Problem statement> Every line that contains "false" must be located and copied from the data.

________

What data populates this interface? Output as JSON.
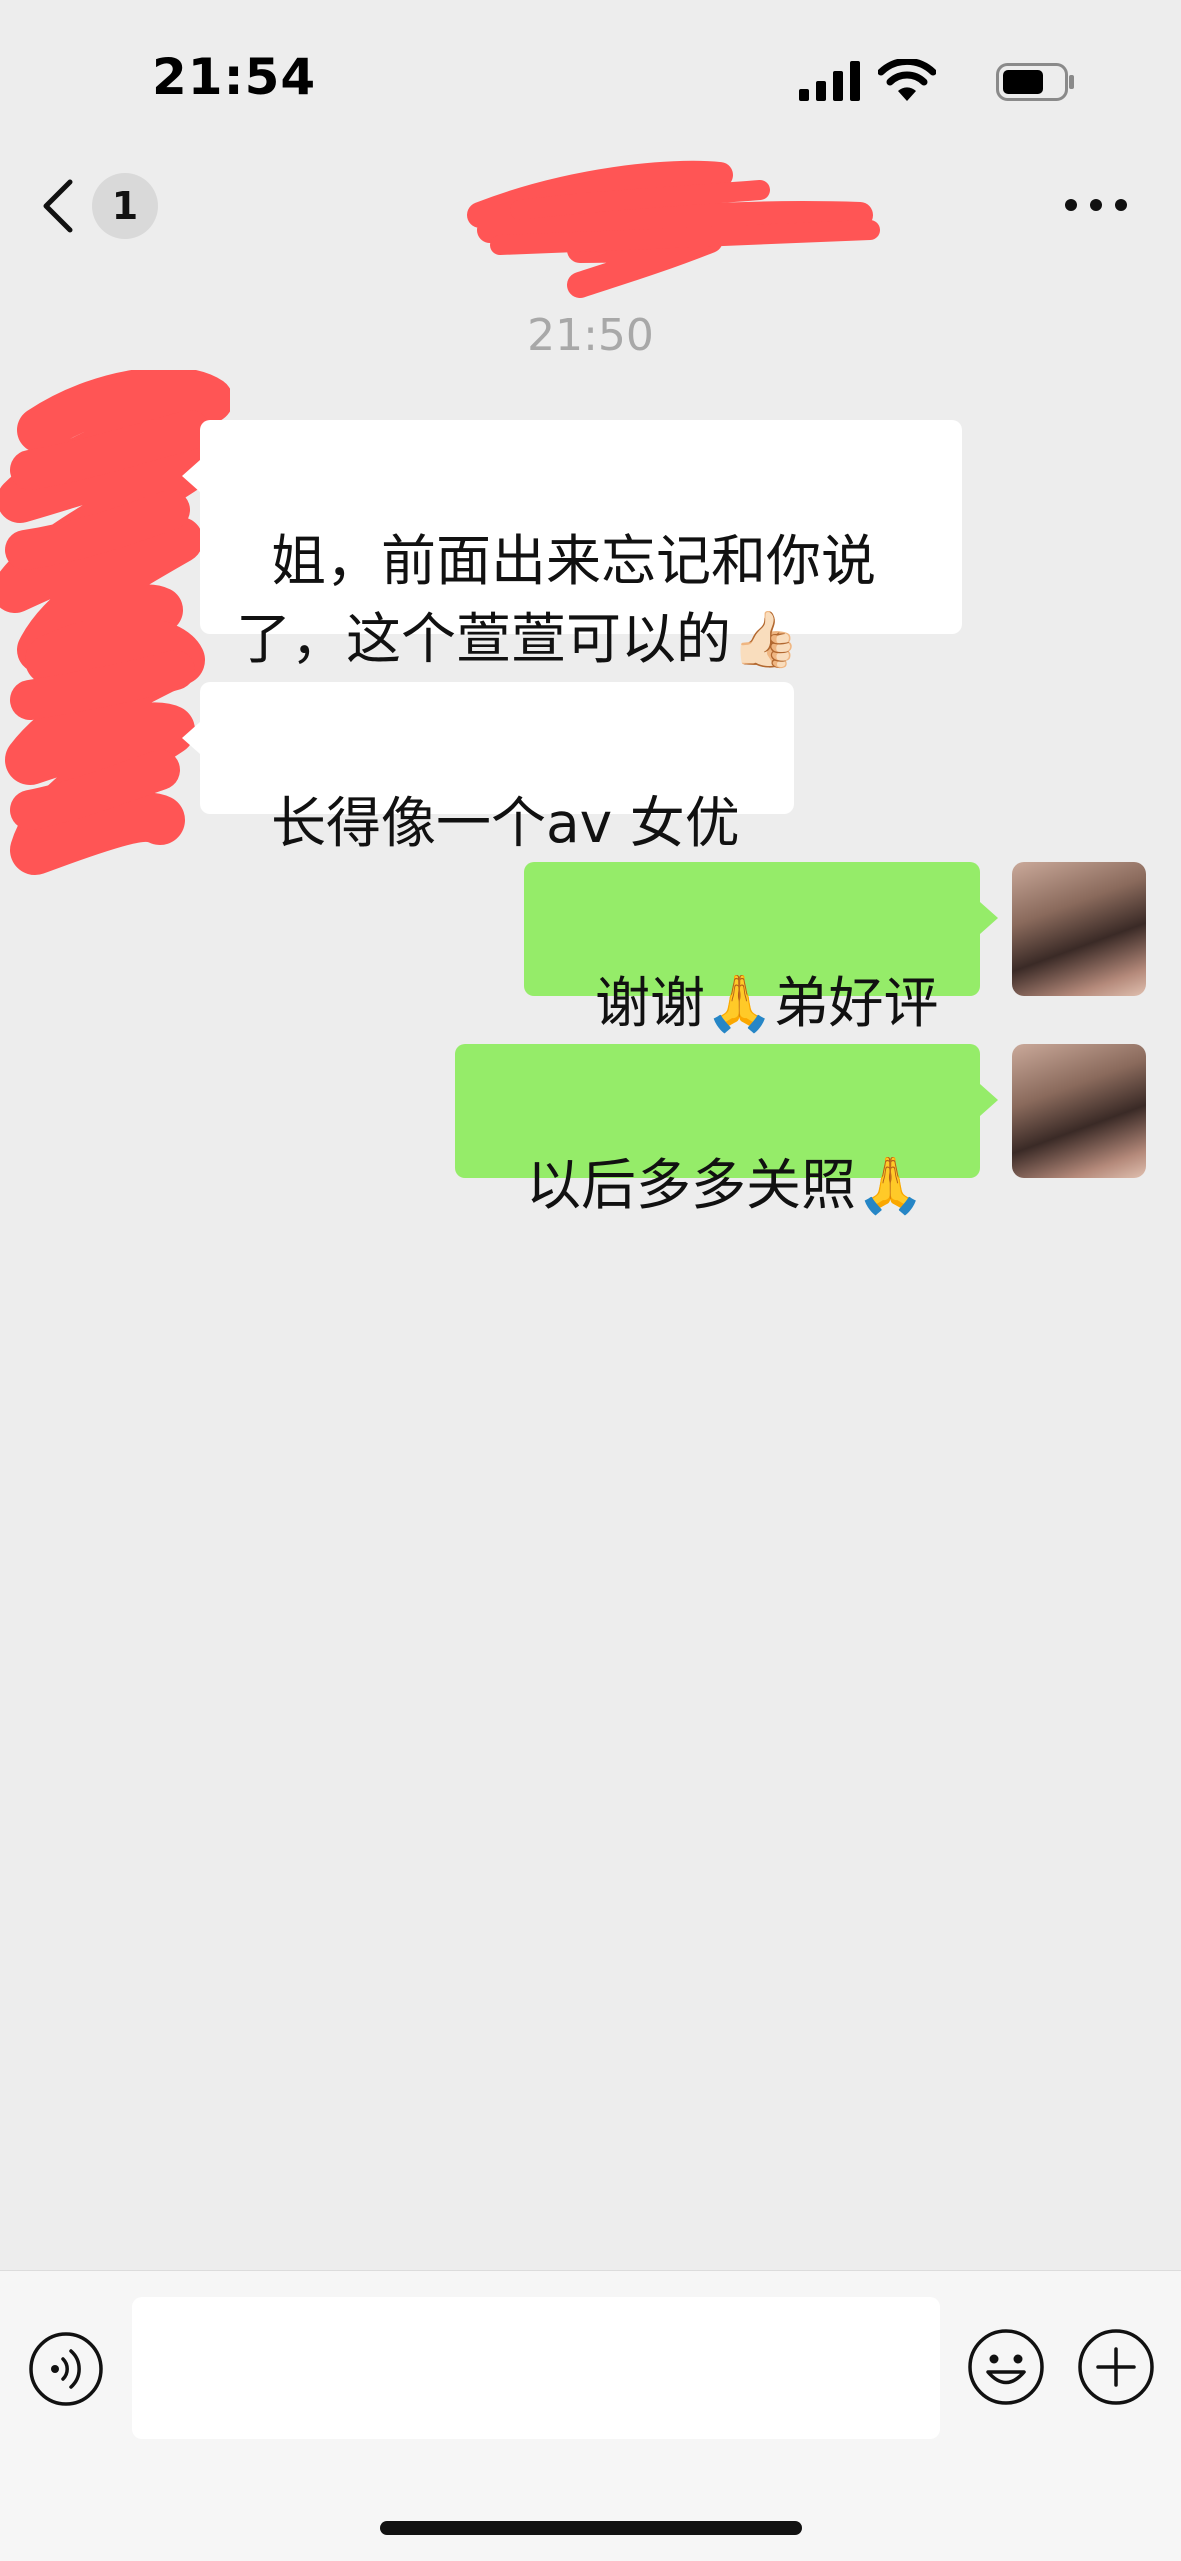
{
  "status_bar": {
    "time": "21:54",
    "icons": [
      "cellular-signal-icon",
      "wifi-icon",
      "battery-icon"
    ]
  },
  "nav": {
    "back_icon": "chevron-left-icon",
    "unread_count": "1",
    "title_redacted": true,
    "more_icon": "more-dots-icon"
  },
  "chat": {
    "timestamp": "21:50",
    "messages": [
      {
        "direction": "incoming",
        "text": "姐，前面出来忘记和你说了，这个萱萱可以的👍🏻"
      },
      {
        "direction": "incoming",
        "text": "长得像一个av 女优"
      },
      {
        "direction": "outgoing",
        "text": "谢谢🙏弟好评"
      },
      {
        "direction": "outgoing",
        "text": "以后多多关照🙏"
      }
    ]
  },
  "input_bar": {
    "voice_icon": "voice-input-icon",
    "input_value": "",
    "emoji_icon": "emoji-icon",
    "plus_icon": "plus-circle-icon"
  },
  "colors": {
    "background": "#ededed",
    "incoming_bubble": "#ffffff",
    "outgoing_bubble": "#95ec69",
    "redaction": "#ff5555",
    "timestamp": "#a8a8a8"
  }
}
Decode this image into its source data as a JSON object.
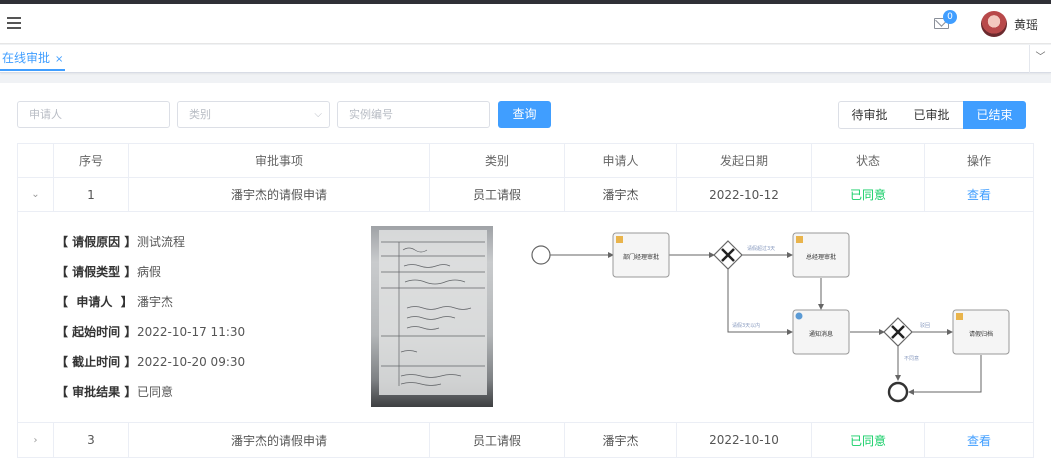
{
  "header": {
    "mail_badge": "0",
    "user_name": "黄瑶"
  },
  "tabs": [
    {
      "label": "在线审批",
      "close": "×"
    }
  ],
  "filters": {
    "applicant_placeholder": "申请人",
    "category_placeholder": "类别",
    "instance_placeholder": "实例编号",
    "query_label": "查询"
  },
  "status_tabs": [
    {
      "label": "待审批",
      "active": false
    },
    {
      "label": "已审批",
      "active": false
    },
    {
      "label": "已结束",
      "active": true
    }
  ],
  "table": {
    "columns": [
      "序号",
      "审批事项",
      "类别",
      "申请人",
      "发起日期",
      "状态",
      "操作"
    ],
    "rows": [
      {
        "index": "1",
        "item": "潘宇杰的请假申请",
        "category": "员工请假",
        "applicant": "潘宇杰",
        "date": "2022-10-12",
        "status": "已同意",
        "action": "查看",
        "expanded": true
      },
      {
        "index": "3",
        "item": "潘宇杰的请假申请",
        "category": "员工请假",
        "applicant": "潘宇杰",
        "date": "2022-10-10",
        "status": "已同意",
        "action": "查看",
        "expanded": false
      }
    ]
  },
  "detail": {
    "fields": [
      {
        "key": "【 请假原因 】",
        "value": "测试流程"
      },
      {
        "key": "【 请假类型 】",
        "value": "病假"
      },
      {
        "key": "【  申请人  】",
        "value": "潘宇杰"
      },
      {
        "key": "【 起始时间 】",
        "value": "2022-10-17 11:30"
      },
      {
        "key": "【 截止时间 】",
        "value": "2022-10-20 09:30"
      },
      {
        "key": "【 审批结果 】",
        "value": "已同意"
      }
    ]
  },
  "flow": {
    "tasks": [
      "部门经理审批",
      "总经理审批",
      "通知消息",
      "请假归档"
    ],
    "edge_labels": [
      "请假超过3天",
      "请假3天以内",
      "驳回",
      "不同意"
    ]
  },
  "colors": {
    "accent": "#409eff",
    "success": "#13ce66"
  }
}
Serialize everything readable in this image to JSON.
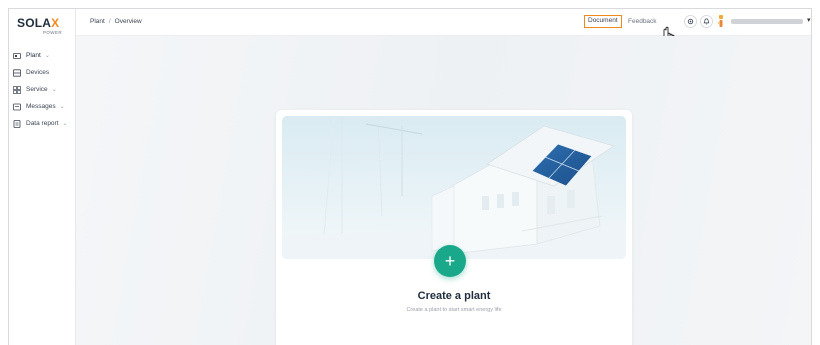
{
  "logo": {
    "main": "SOLA",
    "x": "X",
    "sub": "POWER"
  },
  "sidebar": {
    "items": [
      {
        "label": "Plant",
        "icon": "plant-icon",
        "has_chevron": true
      },
      {
        "label": "Devices",
        "icon": "devices-icon",
        "has_chevron": false
      },
      {
        "label": "Service",
        "icon": "service-icon",
        "has_chevron": true
      },
      {
        "label": "Messages",
        "icon": "messages-icon",
        "has_chevron": true
      },
      {
        "label": "Data report",
        "icon": "data-report-icon",
        "has_chevron": true
      }
    ],
    "chevron": "⌄"
  },
  "header": {
    "breadcrumb": {
      "root": "Plant",
      "separator": "/",
      "current": "Overview"
    },
    "document_label": "Document",
    "feedback_label": "Feedback",
    "user_caret": "▾"
  },
  "card": {
    "add_symbol": "+",
    "title": "Create a plant",
    "subtitle": "Create a plant to start smart energy life"
  },
  "colors": {
    "accent": "#1aa88a",
    "brand_orange": "#f08a1c",
    "highlight_border": "#f08a1c"
  }
}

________

Result of this exercise>
      "active": false
      "active": false
        "expanded": false
        "has_chevron": false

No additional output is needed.